In May 1986, Miki released a Price Waterhouse study which indicated that Japanese-Canadians had lost $443 million in the 1940s due to discriminatory government policies. The release did not recommend a specific compensation figure, but was intended to provide a framework for further negotiations. Jelinek responded by saying that the report would have little effect on the government's plans.
David Crombie replaced Jelinek as Multiculturalism Minister in late June 1986. Miki welcomed the change, saying that Jelinek "[had] been dealing around us instead of dealing with us and the group that represents us", and adding "[f]or our particular issue, I'm not too sure he had much sympathy for it." Discussions over compensation soon became stalled again, notwithstanding the change. Crombie offered a $12 million community fund without individual compensation, which Miki rejected as inadequate. Miki's association requested $25,000 for each of the 14,000 survivors and a $50 million community fund, figures that Crombie rejected as beyond the government's means. A breakthrough finally occurred shortly before the 1988 federal election, when Miki and Gerry Weiner (the Mulroney government's fourth Multiculturalism minister in as many years) concluded private negotiations for a comprehensive settlement. The government agreed to pay $21,000 for each survivor and $12 million for a community fund, and pledged to set up a Canadian Race Relations Foundation. Mulroney also delivered an apology for the wartime internment policy to the Canadian House of Commons. Miki described the settlement as marking "a great day for justice and human rights" and "a historic day for Canadians of Japanese ancestry who have been struggling so long to resolve the injustices of the 1940s".
The Canadian Race Relations Foundation was later established by the government of Jean Chrétien. Miki himself served as a director.
 Political candidate
Miki campaigned for the Liberal Party of Canada in the 1993 federal election, challenging New Democratic Party incumbent Bill Blaikie in the working-class riding of Winnipeg—Transcona. He received an endorsement from the Brotherhood of Maintenance of Way Employees, a railway union of some influence in the area. Miki was regarded as a star candidate and ran a strong campaign, but fell 219 votes short on election day.
He later campaigned for the Manitoba Liberal Party in Radisson in the 1995 provincial election, but finished second to New Democratic Party incumbent Marianne Cerilli. A poor central campaign by the Liberals prevented him from mounting an effective challenge.
In addition to his work on the Canadian Race Relations Foundation, Miki has also been a director of the Japanese Canadian Redress Foundation, and served as executive director of the Organization for Co-operation in Overseas Development. In February 1998, he was appointed as a Citizenship Judge in Manitoba by Citizenship and Immigration Minister Lucienne Robillard.

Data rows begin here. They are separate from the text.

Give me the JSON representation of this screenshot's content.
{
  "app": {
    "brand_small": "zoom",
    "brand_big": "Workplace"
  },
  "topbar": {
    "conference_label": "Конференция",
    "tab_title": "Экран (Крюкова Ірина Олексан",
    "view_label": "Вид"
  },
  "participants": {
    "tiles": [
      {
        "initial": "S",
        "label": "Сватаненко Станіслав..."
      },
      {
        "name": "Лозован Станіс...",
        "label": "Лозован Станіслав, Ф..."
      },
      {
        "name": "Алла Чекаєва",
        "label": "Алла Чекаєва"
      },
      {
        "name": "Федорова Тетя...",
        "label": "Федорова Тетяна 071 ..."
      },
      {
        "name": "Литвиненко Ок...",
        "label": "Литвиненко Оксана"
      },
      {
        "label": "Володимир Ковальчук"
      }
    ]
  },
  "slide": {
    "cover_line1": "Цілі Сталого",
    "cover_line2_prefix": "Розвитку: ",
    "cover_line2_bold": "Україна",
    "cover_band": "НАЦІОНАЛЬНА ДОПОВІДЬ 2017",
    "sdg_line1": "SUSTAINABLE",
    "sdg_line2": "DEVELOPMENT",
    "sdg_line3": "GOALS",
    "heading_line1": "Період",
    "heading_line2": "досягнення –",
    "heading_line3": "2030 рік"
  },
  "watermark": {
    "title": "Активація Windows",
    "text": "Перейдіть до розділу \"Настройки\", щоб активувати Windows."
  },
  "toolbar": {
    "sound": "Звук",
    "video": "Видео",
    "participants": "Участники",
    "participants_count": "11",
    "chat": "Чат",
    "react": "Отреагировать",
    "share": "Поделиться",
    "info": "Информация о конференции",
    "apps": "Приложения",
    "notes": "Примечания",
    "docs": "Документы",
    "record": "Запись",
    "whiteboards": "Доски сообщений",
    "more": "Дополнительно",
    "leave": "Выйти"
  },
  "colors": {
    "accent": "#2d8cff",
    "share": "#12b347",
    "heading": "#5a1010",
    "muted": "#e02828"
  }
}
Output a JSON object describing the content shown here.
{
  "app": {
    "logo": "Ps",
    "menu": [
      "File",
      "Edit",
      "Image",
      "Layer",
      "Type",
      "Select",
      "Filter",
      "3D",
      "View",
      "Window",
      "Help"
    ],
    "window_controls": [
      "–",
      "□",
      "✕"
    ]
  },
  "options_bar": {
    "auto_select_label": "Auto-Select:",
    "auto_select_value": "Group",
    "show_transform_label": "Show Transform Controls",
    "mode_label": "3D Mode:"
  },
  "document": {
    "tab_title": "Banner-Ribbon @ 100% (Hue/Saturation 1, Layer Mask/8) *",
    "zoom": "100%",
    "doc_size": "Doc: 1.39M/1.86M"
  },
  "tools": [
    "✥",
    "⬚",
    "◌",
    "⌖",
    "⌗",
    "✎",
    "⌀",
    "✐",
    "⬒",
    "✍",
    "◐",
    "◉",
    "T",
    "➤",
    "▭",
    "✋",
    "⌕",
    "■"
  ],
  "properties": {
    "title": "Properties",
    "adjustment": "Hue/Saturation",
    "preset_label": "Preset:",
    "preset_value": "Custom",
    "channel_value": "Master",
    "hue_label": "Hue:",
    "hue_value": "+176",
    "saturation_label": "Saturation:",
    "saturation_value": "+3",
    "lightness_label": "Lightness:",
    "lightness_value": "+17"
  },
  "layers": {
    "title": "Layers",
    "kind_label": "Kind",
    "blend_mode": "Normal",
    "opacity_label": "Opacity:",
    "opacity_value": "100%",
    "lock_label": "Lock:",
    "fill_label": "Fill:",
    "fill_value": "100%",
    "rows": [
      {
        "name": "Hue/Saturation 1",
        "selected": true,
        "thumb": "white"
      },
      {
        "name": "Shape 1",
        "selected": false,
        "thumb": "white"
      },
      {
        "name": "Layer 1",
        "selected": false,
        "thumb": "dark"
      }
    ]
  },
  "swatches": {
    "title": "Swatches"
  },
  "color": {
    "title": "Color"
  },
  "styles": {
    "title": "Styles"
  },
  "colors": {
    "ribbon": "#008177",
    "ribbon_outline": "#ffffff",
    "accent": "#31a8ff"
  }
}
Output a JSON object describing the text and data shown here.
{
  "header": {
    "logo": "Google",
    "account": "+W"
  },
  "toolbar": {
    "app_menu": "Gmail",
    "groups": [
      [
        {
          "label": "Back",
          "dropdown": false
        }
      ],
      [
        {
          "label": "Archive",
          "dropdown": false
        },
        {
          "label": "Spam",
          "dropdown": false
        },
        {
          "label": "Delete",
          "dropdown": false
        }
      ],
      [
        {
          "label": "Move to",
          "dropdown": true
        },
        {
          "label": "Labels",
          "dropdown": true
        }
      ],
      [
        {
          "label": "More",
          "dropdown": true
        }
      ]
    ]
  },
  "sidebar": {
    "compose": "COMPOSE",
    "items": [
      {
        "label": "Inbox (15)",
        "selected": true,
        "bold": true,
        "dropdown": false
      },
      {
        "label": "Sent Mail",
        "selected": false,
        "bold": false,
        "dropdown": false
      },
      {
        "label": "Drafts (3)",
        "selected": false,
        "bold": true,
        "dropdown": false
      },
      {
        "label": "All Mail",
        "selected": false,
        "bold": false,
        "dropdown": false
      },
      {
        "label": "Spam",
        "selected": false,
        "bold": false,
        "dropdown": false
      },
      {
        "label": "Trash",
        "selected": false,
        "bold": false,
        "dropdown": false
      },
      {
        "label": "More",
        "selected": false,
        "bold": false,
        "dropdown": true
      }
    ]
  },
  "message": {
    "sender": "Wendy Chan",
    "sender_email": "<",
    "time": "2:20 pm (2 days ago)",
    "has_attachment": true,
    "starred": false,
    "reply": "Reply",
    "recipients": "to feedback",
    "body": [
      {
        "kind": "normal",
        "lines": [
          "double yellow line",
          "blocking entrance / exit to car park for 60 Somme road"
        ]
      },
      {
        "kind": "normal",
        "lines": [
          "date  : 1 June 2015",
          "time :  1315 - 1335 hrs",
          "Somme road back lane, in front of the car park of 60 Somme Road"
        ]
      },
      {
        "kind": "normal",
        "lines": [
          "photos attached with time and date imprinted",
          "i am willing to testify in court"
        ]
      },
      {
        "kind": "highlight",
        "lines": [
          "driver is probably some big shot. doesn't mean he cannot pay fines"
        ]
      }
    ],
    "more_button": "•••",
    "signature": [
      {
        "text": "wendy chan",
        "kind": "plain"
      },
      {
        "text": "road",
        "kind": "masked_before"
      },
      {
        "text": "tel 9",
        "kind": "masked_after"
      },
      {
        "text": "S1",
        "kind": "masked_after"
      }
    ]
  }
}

In 2003, he lent his support to Avvy Go's efforts to seek an apology for past state discrimination against Chinese Canadians.